“De-risking pension plans has informed institutional investors in the DC space about the role of duration, especially the role long bonds can play in a diversified portfolio,” says Joe Nankof, co-founder and partner of consulting firm Rocaton. “Broadly speaking, target-date programs usually allocate to market-duration fixed income, something similar to the Barclays Capital Aggregate Bond Index. Today, relatively few TDF families make use of long bonds.” The role of matching bond duration to DB liabilities via LDI strategies is clear: According to CIO’s 2013 LDI Survey (Figure 1), the average fixed-income duration was slightly under that of the liability at 11.7 years to 13.5 years.

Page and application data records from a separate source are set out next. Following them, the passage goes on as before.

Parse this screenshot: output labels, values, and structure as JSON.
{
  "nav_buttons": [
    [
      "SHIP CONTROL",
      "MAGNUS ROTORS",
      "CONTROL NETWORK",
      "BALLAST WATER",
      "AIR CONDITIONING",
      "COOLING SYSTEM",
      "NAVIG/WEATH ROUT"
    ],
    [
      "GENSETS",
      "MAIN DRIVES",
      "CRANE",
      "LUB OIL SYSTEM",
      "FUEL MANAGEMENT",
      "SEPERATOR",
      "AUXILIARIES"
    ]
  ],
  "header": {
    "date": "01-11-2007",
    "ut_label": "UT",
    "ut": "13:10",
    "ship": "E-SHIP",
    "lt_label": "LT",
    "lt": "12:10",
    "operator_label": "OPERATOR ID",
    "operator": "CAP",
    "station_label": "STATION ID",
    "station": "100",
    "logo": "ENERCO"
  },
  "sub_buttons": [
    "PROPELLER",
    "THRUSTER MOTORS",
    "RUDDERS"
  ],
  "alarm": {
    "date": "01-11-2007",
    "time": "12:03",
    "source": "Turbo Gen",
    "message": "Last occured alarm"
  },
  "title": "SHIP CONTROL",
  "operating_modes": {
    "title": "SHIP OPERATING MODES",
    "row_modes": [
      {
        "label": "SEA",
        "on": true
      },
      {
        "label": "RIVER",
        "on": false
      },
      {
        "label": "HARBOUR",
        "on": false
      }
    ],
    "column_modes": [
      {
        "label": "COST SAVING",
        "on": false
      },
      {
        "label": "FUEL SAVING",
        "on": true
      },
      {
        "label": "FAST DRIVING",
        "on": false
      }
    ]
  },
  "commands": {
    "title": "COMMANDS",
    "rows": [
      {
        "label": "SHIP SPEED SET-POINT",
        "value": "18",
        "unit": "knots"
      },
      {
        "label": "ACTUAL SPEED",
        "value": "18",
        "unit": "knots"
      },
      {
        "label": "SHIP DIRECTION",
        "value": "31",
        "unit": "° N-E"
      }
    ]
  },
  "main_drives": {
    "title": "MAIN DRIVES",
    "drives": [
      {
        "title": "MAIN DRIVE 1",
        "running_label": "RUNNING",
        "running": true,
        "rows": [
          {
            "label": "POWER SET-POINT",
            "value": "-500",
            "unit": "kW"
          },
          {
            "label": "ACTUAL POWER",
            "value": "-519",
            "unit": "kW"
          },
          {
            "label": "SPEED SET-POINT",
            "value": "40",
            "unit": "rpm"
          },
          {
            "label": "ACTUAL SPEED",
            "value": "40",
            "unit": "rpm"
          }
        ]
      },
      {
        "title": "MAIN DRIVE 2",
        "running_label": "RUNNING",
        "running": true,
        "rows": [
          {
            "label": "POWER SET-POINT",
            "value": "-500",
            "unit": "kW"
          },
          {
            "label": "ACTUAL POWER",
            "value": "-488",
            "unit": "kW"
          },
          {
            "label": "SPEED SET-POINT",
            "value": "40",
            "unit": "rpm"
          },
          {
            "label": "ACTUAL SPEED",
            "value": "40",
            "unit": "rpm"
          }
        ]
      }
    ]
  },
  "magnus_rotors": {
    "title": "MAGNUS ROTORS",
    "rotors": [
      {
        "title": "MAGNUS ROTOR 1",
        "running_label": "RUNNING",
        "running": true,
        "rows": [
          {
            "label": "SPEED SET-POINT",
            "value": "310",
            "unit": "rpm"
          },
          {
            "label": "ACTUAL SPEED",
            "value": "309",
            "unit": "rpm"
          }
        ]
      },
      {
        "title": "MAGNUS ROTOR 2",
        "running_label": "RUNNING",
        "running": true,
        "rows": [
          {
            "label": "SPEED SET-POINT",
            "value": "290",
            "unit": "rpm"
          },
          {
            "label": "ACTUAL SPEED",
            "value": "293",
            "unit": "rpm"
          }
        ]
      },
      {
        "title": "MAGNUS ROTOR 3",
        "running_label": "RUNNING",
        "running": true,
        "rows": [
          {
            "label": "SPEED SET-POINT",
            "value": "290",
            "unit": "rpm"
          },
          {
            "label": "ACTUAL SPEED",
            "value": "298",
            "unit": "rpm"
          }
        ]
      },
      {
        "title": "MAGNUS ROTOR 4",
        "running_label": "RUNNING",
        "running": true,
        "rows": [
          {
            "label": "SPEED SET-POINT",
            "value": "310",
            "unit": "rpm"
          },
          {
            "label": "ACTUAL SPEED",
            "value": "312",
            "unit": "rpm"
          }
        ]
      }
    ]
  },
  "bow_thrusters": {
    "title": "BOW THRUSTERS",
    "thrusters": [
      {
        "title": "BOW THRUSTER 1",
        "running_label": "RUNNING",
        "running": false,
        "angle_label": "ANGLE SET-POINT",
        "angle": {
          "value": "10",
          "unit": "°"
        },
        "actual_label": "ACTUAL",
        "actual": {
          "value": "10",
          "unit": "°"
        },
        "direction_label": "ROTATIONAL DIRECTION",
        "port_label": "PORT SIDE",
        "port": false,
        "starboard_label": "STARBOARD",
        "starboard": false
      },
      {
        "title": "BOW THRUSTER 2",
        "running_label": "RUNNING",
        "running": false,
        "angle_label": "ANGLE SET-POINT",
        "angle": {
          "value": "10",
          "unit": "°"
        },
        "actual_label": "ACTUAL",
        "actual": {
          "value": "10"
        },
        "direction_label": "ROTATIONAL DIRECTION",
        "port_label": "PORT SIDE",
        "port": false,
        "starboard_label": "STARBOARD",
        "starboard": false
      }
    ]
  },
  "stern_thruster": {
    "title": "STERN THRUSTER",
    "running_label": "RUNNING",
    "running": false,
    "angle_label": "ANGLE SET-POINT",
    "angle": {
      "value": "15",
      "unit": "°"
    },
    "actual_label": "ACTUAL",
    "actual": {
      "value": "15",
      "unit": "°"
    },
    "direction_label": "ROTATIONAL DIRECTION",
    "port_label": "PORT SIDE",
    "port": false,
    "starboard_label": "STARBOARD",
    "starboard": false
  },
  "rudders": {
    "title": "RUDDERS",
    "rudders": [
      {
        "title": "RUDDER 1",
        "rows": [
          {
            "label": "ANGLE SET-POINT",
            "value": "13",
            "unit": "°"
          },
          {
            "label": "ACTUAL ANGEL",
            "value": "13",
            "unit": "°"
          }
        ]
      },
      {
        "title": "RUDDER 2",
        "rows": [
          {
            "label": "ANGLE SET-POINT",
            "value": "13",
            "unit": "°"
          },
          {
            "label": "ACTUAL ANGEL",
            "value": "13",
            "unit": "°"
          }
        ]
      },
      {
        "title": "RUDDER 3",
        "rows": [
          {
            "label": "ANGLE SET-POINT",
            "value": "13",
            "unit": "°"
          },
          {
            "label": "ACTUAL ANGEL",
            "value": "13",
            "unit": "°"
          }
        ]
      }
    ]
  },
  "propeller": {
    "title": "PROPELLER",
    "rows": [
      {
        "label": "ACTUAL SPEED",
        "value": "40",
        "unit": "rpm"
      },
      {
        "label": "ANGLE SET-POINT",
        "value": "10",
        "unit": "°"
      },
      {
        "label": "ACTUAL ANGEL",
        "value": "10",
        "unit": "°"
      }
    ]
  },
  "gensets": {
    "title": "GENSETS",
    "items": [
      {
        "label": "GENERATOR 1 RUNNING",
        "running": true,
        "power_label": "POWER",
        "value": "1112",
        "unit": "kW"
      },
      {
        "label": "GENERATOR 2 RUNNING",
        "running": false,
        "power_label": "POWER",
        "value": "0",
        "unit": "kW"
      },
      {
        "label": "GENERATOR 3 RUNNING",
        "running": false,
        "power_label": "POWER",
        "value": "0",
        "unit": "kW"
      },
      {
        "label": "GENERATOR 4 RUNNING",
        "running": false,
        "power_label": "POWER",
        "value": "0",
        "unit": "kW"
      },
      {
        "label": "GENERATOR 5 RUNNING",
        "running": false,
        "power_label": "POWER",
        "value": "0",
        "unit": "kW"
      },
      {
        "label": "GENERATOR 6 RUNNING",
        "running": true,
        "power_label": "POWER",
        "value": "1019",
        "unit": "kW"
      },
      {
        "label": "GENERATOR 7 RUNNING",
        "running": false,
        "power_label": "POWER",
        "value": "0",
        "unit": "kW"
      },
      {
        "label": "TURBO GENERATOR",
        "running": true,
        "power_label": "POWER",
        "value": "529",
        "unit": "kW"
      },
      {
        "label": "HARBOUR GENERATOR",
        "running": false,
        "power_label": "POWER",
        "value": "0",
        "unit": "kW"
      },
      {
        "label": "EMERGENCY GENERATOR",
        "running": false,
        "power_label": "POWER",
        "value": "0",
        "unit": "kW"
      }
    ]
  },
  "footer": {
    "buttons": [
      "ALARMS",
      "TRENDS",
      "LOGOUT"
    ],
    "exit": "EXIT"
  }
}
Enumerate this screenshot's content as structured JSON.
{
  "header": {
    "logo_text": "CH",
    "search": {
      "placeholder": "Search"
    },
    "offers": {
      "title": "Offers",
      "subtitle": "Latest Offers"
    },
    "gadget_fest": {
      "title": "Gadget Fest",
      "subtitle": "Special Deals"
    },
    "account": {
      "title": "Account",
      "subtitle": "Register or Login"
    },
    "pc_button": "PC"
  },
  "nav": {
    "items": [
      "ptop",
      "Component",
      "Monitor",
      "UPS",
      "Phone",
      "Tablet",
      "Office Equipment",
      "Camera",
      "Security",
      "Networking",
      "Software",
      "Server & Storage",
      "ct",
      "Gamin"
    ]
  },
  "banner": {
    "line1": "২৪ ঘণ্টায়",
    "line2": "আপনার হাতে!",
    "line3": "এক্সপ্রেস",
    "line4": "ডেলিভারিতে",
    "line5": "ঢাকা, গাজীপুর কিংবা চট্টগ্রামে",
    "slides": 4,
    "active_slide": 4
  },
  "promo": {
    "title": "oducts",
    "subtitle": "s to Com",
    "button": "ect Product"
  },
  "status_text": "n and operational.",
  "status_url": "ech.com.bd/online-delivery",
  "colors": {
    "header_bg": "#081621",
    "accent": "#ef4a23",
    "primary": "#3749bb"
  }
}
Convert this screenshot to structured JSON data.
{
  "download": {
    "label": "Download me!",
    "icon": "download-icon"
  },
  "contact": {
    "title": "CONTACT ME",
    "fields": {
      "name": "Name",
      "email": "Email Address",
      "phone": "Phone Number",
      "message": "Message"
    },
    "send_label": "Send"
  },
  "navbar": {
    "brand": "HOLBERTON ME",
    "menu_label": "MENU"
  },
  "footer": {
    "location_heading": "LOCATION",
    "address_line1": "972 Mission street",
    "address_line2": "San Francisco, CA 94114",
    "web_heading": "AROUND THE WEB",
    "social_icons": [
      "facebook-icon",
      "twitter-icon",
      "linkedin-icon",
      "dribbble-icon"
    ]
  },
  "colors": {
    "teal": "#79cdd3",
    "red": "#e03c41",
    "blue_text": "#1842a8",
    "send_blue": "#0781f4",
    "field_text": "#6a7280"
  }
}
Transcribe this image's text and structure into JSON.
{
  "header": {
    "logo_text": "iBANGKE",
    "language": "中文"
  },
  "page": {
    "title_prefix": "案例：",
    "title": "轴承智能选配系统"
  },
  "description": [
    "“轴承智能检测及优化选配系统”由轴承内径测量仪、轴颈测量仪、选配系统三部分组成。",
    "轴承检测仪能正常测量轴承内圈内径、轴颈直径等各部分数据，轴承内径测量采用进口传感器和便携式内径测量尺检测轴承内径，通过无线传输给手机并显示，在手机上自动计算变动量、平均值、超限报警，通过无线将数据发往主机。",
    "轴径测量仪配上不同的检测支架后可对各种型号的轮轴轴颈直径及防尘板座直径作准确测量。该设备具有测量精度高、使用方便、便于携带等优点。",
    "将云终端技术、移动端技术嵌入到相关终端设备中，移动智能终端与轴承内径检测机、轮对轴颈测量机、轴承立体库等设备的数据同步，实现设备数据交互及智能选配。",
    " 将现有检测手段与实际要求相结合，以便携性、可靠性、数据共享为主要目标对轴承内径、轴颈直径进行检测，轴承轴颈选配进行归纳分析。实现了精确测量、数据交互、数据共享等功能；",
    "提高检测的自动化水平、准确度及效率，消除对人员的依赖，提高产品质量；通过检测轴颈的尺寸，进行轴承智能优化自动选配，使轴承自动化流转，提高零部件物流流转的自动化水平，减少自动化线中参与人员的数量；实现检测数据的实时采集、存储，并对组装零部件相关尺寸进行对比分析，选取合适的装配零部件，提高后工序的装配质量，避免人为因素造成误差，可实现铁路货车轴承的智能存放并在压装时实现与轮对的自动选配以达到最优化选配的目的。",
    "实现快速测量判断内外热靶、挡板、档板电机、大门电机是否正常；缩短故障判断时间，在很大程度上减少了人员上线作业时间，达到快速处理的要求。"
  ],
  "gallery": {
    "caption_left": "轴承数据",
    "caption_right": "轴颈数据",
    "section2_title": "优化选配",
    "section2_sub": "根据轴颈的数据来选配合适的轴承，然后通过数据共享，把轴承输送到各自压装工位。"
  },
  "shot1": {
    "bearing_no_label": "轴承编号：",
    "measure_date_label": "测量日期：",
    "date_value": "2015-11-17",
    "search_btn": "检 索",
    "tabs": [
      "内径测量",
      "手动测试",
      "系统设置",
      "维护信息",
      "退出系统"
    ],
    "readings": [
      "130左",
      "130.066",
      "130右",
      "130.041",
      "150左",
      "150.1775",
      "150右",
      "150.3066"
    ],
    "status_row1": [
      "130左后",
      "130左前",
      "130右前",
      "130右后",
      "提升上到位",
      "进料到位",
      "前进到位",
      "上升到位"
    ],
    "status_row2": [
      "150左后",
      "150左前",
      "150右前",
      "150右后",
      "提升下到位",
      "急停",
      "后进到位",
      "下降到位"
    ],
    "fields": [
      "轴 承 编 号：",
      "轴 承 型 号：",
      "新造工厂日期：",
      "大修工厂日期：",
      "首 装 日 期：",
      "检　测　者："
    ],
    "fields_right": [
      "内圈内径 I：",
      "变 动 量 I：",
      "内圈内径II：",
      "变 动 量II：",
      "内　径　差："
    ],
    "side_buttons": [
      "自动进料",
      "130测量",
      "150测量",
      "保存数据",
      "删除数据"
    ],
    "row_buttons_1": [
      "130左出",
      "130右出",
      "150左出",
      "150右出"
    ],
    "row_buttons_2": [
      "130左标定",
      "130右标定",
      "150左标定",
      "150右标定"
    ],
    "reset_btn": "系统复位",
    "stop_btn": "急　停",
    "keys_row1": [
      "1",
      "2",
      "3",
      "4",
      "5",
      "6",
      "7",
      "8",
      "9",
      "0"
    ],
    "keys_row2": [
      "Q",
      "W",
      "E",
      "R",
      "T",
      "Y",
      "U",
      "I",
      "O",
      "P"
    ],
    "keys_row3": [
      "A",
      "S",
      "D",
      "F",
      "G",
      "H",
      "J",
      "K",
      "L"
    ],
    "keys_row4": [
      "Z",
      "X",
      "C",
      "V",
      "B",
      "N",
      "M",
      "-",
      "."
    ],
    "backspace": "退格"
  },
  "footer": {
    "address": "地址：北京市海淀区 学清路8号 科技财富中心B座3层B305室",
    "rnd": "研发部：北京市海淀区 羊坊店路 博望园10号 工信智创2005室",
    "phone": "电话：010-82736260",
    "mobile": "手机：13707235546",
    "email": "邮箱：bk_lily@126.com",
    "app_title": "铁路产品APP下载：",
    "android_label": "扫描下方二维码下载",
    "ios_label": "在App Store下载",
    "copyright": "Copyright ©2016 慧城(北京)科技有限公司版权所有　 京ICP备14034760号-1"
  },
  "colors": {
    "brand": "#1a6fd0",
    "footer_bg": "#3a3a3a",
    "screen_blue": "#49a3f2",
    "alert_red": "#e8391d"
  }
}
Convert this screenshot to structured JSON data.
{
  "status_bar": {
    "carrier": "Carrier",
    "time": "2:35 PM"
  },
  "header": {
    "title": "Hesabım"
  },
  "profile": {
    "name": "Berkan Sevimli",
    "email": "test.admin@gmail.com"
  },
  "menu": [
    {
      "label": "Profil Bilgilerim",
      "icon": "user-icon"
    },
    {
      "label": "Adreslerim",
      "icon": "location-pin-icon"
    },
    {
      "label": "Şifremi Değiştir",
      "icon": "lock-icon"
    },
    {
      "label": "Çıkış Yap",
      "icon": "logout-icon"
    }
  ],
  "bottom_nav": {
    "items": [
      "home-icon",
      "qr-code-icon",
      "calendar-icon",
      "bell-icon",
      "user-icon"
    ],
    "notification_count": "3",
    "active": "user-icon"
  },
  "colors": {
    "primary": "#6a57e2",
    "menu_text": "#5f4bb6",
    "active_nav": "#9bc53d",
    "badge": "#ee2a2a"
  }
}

Through the lens of LDI, duration targets for DC fixed-income allocations could be one’s life expectancy or mortality rate, Eichhorn says. 

CIO914 Chart - S&T Fixed Income and Liability


The firm’s calculations find that, in the run-up to retirement, each additional year of age signifies one year less in duration. Once the participant begins retirement, duration falls more slowly as cash benefits are distributed and shorter-duration cash flows are taken off the portfolio. However, NISA emphasizes that, before a retiree reaches the age of about 80, the target duration is greater than five years—and much greater for participants who are still working and accumulating assets—suggesting that “the typical ‘core’ or broad market-duration allocations within DC plans may fall significantly short of the duration required to hedge retirement income objectives.”

In determining how far into the future retirement spending is likely to occur, the St. Louis, Missouri-based firm notes that duration must take into account mortality assumptions. The new drafts of life expectancy rates and improvement scales (Figures 2 and 3) from the Society of Actuaries will soon become mandated standards for corporate pension funding ratio and lump-sum payout calculations, much to the displeasure of plan sponsors who will see liabilities rise. For example, a 65-year-old male, expected to live 84.6 years under the previous scales, now has a predicted lifespan of 86.6 years. The life expectancy of a typical woman of retirement age climbs from 86.4 to 88.8 years. NISA argues that the portfolio duration should be able to adjust accordingly to changes in longevity.

 CIO914 Chart - Male Annual Mortality 

 CIO914 Chart - Female Annual Mortality 

Climbing mortality improvement rates and the increased focus on decumulation of retirement assets may only add to the institutional challenges of understanding participants’ liabilities, longevity risk, and retirement income goals, Eichhorn says. While matching fixed-income duration to that of the liability does not hedge the risk of retirees outliving their retirement income, “by upping the duration in the portfolio, what the individual is de facto doing is hedging an annuity purchase,” he says. “Even if the individual never intends to buy an annuity, it means the retiree chooses to self-insure his or her own longevity, a strategy that allows [that person] to generate stable retirement income without bearing interest rate risk along the way.”

Rocaton’s Nankof agrees that this is an area where the spillover of LDI into DC plans gets interesting: “How retirement providers hedge annuity risks through investment strategies is very much akin to LDI strategies in pension plans. These are investment strategies for the long term that might have a glide path, but instead of providing retirement income for a group of individuals as a pension would, the focus is on one retirement income for one individual.”